In addition to learning the material on a deeper level – I was also able to retain the material better.

For example, I worked with a classmate after college who was a notorious crammer. We were having a discussion about a side effect and why it happened in the body. I remembered the process from my chunking sessions ten years prior. She was shocked I was able to retain that info.

Make More Effective Time In Your Day

When I first started college if I had class at 9 AM I woke up an hour before to get ready and get to class.

When I got home from classes I’d try and study. But I was tired from the day and always had buddies with less demanding majors wanting to B.S. or go out for a drink.

My problem wasn’t my friends, their majors or that I was tired. My problem was me. I was suffering from poor time management.

In addition to being a hard ass with friends and telling them ‘no’ more often I needed to make more time in my schedule.

So I made the decision to become an early riser.

Not fast, mind you but I immediately set a goal to wake up at 7 AM. That gave me an extra hour.

Once I had that down for a week or two I was really impressed with how much more I was able to get done in the morning versus the night.

I had way fewer distractions because I didn’t have buddies stopping by at all hours.

When I started I was convinced getting up earlier would be a huge pain but it ended up being great. So much so that I immediately bumped my wake up time to 6 AM where it stayed for the rest of pharmacy school.

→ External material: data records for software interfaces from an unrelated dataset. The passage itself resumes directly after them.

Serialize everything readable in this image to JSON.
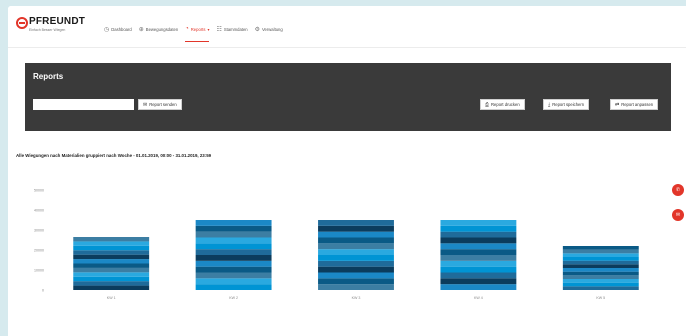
{
  "brand": {
    "name": "PFREUNDT",
    "tagline": "Einfach Besser Wiegen"
  },
  "nav": {
    "items": [
      {
        "label": "Dashboard",
        "icon": "dashboard-icon"
      },
      {
        "label": "Bewegungsdaten",
        "icon": "bewegungsdaten-icon"
      },
      {
        "label": "Reports",
        "icon": "reports-icon",
        "active": true
      },
      {
        "label": "Stammdaten",
        "icon": "stammdaten-icon"
      },
      {
        "label": "Verwaltung",
        "icon": "verwaltung-icon"
      }
    ],
    "active_color": "#e2362a"
  },
  "reports": {
    "title": "Reports",
    "input_value": "",
    "send_label": "Report senden",
    "print_label": "Report drucken",
    "save_label": "Report speichern",
    "adjust_label": "Report anpassen"
  },
  "chart_data": {
    "type": "bar",
    "stacked": true,
    "title": "Alle Wiegungen nach Materialien gruppiert nach Woche - 01.01.2019, 00:00 - 31.01.2019, 23:59",
    "categories": [
      "KW 1",
      "KW 2",
      "KW 3",
      "KW 4",
      "KW 5"
    ],
    "totals": [
      26500,
      35000,
      35000,
      35000,
      22000
    ],
    "y_ticks": [
      0,
      10000,
      20000,
      30000,
      40000,
      50000
    ],
    "ylim": [
      0,
      52000
    ],
    "grid": false,
    "segment_colors": [
      "#0b3c5d",
      "#1f6b9a",
      "#0094d4",
      "#2aa9e0",
      "#3c7ea3",
      "#0a5a86",
      "#1b88c6"
    ]
  },
  "side_actions": [
    {
      "label": "Hilfe",
      "icon": "phone-icon"
    },
    {
      "label": "Kontakt",
      "icon": "mail-icon"
    }
  ]
}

Getting up early is one of the best success strategies I’ve ever employed. Over the years I’ve continued to ratchet up the wake up times. At the time of this writing I routinely get up at 4:45 AM every morning.


My Mom and Dad both drank coffee in the morning when I was growing up … but I never saw the point.

But when I made the decision to start getting up earlier I noticed that I was a bit groggy and it took a while to really start concentrating.

I knew caffeine could help so I decided to finally give coffee a shot.

I bought some Folgers coffee bags that you dropped in hot water and had my first cup of coffee. It helped perk me up quicker and improved my concentration.

Like getting up earlier it’s a habit I’ve kept up to this day. Although now I make much better coffee.

Bonus: Don’t Study The Night Before

I found this strategy out by accident.

I had been studying for an exam in one of my most difficult classes (Medicinal Chemistry) and had been using all the strategies I’ve outlined above.

The night before the test I felt pretty confident about the material but I usually tried to do a comprehensive review the night before and the morning of the test.

But that night I happened to sit down in front of the TV and started watching Seinfeld. Before I knew it it was time to go to bed. While I felt a bit guilty about not studying I just went with it.

In the morning I also decided NOT to do a review.

Long story short: I did great on the test. It was my best grade I had achieved.

Over time I began to implement the ‘no study rule’ the night before and the morning of exams.

Ironically, it was this NOT studying that I think helped me perform better because there was less anxiety. And test anxiety is one of those things that cripples students performance.

When you look at the study material right before an exam you invariably come across things that you aren’t sure you have down. You get stressed. So you study it quickly and then wonder to yourself, “What else did I forget to study.”

If you’ve done your job right to this point chances are there’s very little you haven’t covered. So stop stressing. Better yet, stop studying the night before.

The bottom line is that these simple changes allowed me to raise my grades in a tough academic program. If you’re willing to keep an open mind and take action you can see similar – or even better results.